Write out the full set of records below exactly.

━━━ Stored data ━━━

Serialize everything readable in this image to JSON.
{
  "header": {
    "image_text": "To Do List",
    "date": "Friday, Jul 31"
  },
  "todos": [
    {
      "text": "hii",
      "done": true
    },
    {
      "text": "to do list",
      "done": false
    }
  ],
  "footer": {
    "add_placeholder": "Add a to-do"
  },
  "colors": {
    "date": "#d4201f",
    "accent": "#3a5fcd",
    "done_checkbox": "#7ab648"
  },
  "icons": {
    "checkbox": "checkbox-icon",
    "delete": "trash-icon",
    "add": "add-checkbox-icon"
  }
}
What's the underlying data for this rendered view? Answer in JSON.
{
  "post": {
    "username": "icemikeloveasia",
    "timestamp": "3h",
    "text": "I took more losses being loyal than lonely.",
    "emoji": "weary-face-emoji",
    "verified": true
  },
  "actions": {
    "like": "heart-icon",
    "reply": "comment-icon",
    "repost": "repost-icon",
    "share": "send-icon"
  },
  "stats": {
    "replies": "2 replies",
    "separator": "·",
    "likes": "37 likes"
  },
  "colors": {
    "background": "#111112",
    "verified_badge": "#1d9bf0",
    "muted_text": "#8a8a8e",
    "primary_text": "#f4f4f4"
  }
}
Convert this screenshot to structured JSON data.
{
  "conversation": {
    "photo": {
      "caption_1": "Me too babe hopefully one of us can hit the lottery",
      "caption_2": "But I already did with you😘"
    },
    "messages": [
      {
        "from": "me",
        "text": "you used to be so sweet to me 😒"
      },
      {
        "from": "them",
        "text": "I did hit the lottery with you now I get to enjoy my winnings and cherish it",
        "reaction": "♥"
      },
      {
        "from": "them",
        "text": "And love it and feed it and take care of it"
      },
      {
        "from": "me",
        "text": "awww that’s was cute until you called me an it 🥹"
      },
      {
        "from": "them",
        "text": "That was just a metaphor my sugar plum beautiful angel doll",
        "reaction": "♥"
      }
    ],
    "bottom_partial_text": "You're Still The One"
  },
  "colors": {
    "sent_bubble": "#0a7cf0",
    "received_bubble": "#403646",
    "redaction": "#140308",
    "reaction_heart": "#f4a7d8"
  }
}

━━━

→ Solution for this problem:
Serialize everything readable in this image to JSON.
{
  "header": {
    "image_text": "To Do List",
    "date": "Friday, Jul 31"
  },
  "todos": [
    {
      "text": "hii",
      "done": true
    },
    {
      "text": "to do list",
      "done": false
    }
  ],
  "footer": {
    "add_placeholder": "Add a to-do"
  },
  "colors": {
    "date": "#d4201f",
    "accent": "#3a5fcd",
    "done_checkbox": "#7ab648"
  },
  "icons": {
    "checkbox": "checkbox-icon",
    "delete": "trash-icon",
    "add": "add-checkbox-icon"
  }
}
What's the underlying data for this rendered view? Answer in JSON.
{
  "post": {
    "username": "icemikeloveasia",
    "timestamp": "3h",
    "text": "I took more losses being loyal than lonely.",
    "emoji": "weary-face-emoji",
    "verified": true
  },
  "actions": {
    "like": "heart-icon",
    "reply": "comment-icon",
    "repost": "repost-icon",
    "share": "send-icon"
  },
  "stats": {
    "replies": "2 replies",
    "separator": "·",
    "likes": "37 likes"
  },
  "colors": {
    "background": "#111112",
    "verified_badge": "#1d9bf0",
    "muted_text": "#8a8a8e",
    "primary_text": "#f4f4f4"
  }
}
Convert this screenshot to structured JSON data.
{
  "conversation": {
    "photo": {
      "caption_1": "Me too babe hopefully one of us can hit the lottery",
      "caption_2": "But I already did with you😘"
    },
    "messages": [
      {
        "from": "me",
        "text": "you used to be so sweet to me 😒"
      },
      {
        "from": "them",
        "text": "I did hit the lottery with you now I get to enjoy my winnings and cherish it",
        "reaction": "♥"
      },
      {
        "from": "them",
        "text": "And love it and feed it and take care of it"
      },
      {
        "from": "me",
        "text": "awww that’s was cute until you called me an it 🥹"
      },
      {
        "from": "them",
        "text": "That was just a metaphor my sugar plum beautiful angel doll",
        "reaction": "♥"
      }
    ],
    "bottom_partial_text": "You're Still The One"
  },
  "colors": {
    "sent_bubble": "#0a7cf0",
    "received_bubble": "#403646",
    "redaction": "#140308",
    "reaction_heart": "#f4a7d8"
  }
}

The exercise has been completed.